> THE TASK: Determine how many lines in the records below include the word "JSON" and output that number alone.
───── EXERCISE DATA
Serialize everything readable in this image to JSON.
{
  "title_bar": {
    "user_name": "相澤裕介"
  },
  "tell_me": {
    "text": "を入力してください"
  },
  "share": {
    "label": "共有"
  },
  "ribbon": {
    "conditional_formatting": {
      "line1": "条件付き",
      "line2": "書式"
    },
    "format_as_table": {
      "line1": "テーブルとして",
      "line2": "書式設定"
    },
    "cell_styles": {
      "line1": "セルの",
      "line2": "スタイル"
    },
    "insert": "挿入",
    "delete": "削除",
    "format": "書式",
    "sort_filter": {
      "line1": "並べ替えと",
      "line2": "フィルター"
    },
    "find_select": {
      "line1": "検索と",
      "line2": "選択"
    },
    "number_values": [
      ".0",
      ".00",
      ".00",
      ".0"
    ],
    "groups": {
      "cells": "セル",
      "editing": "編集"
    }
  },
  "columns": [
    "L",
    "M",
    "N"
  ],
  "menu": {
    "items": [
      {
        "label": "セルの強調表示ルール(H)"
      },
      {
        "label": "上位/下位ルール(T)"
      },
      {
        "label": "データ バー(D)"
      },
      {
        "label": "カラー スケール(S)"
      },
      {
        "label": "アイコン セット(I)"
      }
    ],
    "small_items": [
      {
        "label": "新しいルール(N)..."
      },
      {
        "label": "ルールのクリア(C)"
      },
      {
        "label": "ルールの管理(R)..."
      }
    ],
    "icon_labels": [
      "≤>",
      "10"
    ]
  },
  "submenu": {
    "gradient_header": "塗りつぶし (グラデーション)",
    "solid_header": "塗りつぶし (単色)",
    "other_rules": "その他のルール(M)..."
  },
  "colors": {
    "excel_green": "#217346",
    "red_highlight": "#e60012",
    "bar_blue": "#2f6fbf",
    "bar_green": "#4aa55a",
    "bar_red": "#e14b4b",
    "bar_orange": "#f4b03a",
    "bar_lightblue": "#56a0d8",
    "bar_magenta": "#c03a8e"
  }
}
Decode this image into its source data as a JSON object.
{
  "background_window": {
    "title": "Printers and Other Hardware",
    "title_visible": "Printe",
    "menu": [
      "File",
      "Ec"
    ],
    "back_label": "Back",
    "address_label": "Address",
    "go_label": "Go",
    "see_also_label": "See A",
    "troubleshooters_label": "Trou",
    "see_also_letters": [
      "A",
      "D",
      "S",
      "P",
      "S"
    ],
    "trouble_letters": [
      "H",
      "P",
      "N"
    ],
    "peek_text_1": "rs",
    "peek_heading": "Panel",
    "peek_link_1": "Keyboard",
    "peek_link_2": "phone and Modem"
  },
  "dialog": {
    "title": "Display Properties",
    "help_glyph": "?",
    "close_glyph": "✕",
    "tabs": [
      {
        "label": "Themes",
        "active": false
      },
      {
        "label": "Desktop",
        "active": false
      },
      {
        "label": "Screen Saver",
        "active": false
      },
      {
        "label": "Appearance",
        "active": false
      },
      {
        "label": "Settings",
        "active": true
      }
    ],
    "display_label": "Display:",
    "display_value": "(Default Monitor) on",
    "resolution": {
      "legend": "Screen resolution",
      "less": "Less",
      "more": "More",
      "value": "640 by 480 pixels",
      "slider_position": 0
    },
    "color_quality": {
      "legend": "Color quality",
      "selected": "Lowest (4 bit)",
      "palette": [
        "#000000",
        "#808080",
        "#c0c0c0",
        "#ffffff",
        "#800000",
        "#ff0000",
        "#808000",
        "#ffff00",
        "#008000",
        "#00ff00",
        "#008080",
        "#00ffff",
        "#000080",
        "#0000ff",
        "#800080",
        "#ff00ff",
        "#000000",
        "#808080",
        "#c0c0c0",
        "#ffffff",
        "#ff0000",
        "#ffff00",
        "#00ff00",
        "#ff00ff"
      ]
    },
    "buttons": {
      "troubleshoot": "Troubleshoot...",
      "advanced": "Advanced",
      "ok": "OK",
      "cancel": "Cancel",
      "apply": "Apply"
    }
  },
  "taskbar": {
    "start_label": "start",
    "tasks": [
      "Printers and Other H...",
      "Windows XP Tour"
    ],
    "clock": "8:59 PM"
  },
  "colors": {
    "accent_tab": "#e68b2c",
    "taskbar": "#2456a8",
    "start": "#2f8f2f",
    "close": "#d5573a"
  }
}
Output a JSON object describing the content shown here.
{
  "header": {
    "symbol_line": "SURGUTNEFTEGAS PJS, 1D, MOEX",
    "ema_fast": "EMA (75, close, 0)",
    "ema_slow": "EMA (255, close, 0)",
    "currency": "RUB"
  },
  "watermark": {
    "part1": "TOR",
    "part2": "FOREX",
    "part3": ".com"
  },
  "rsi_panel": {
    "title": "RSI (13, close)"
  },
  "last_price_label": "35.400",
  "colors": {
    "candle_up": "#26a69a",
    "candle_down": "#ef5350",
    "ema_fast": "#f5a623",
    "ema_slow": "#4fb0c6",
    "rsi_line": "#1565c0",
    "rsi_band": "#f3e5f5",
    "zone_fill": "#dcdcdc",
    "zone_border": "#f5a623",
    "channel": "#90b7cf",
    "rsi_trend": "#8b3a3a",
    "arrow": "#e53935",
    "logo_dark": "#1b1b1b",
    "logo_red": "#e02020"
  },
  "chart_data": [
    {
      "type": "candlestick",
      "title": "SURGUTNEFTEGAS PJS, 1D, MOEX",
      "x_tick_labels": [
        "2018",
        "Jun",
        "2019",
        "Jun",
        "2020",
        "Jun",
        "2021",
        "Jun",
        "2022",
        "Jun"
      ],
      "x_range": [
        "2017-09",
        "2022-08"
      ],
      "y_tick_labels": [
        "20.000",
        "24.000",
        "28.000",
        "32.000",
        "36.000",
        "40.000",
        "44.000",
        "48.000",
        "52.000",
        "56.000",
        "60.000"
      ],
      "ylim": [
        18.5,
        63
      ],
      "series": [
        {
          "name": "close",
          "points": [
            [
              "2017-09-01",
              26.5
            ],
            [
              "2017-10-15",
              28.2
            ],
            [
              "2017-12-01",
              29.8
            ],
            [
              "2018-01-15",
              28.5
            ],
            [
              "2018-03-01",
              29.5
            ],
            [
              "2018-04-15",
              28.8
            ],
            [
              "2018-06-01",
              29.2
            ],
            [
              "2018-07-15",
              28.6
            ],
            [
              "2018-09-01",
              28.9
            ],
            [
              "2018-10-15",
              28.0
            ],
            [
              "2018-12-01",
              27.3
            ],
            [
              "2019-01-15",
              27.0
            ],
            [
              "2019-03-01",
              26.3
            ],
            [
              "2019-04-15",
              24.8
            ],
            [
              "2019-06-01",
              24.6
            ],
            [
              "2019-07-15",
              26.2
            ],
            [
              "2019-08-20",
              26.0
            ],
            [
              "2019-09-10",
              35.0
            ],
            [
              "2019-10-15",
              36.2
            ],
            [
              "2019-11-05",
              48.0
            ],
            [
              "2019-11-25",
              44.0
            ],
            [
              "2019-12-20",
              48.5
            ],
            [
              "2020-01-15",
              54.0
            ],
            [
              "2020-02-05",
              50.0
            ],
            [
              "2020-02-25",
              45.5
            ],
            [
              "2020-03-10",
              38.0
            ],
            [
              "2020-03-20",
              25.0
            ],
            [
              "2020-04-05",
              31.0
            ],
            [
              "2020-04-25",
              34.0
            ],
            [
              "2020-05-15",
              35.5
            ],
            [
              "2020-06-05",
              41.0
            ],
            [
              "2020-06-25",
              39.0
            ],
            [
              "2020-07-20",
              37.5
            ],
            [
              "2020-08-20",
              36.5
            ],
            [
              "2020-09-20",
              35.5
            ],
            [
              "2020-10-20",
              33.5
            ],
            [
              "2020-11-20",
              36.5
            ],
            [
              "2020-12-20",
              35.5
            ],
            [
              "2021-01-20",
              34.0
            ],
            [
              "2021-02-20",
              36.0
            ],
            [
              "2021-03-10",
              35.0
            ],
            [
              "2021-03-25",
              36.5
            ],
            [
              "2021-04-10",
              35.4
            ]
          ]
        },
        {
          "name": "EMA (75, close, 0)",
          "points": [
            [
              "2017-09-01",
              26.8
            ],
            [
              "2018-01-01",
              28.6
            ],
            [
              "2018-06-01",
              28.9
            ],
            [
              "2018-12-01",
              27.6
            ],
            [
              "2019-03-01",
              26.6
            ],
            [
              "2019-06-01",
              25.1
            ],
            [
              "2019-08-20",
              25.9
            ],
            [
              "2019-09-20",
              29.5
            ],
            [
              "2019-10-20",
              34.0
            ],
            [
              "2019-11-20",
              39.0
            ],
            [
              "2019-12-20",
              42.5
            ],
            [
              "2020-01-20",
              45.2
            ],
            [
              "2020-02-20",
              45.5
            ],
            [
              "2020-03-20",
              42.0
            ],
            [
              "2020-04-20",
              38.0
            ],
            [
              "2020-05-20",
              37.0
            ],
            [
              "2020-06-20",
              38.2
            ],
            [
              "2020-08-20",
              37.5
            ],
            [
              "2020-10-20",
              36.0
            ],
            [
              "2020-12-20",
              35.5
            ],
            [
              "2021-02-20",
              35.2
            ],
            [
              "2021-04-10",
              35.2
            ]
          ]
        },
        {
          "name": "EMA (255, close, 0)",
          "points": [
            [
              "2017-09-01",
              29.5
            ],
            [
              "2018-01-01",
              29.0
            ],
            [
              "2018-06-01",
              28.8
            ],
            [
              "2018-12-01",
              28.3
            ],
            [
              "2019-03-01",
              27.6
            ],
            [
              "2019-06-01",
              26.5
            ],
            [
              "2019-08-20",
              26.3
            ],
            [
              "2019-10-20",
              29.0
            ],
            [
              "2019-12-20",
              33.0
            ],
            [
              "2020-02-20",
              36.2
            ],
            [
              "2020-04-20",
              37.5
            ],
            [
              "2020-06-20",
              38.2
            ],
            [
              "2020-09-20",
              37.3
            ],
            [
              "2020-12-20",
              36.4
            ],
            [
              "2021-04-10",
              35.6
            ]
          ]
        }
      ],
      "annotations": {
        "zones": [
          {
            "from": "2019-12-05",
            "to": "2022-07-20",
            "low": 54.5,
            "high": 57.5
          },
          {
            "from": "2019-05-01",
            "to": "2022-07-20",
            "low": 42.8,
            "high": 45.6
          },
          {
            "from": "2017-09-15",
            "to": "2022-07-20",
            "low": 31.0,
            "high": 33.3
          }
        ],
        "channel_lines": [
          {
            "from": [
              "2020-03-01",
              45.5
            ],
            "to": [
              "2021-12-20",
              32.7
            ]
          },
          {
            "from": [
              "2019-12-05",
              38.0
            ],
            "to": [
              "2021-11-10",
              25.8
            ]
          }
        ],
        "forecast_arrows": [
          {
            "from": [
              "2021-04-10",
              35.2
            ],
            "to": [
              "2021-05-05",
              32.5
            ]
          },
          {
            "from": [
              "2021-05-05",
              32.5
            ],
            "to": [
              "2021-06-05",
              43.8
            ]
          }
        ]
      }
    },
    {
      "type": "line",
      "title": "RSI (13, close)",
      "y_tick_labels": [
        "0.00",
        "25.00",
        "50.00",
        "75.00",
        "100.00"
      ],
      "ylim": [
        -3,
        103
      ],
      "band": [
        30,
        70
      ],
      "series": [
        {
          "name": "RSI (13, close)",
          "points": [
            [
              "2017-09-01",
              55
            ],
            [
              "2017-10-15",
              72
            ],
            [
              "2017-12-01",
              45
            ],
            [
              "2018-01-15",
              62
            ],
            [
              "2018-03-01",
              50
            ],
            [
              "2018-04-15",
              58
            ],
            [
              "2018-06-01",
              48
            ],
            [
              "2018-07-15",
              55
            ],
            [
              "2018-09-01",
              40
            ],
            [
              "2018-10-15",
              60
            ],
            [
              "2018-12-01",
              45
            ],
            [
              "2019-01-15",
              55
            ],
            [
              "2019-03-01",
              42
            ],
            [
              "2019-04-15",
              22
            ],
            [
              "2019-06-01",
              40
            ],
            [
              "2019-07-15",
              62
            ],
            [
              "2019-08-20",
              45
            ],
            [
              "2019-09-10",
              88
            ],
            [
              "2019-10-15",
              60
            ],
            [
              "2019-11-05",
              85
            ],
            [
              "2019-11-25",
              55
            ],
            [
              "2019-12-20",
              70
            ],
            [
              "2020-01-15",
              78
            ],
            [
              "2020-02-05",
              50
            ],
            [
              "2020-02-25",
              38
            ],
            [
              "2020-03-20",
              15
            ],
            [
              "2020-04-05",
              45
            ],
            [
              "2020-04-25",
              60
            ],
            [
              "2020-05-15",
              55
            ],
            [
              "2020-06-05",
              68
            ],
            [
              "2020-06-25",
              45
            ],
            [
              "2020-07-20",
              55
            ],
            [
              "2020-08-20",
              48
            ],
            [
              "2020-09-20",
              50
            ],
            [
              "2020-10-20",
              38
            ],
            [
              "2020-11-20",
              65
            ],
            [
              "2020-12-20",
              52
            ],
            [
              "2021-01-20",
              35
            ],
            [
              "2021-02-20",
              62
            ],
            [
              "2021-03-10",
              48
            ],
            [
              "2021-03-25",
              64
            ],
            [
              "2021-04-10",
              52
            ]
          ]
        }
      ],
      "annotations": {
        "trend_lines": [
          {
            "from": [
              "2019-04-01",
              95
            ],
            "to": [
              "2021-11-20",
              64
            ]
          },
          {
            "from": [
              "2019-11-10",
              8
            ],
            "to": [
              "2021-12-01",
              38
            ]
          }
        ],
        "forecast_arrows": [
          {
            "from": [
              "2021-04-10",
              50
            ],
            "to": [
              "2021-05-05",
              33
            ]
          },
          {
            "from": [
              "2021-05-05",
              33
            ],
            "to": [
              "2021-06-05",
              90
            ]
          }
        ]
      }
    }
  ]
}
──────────
> WRITTEN ANSWER: 3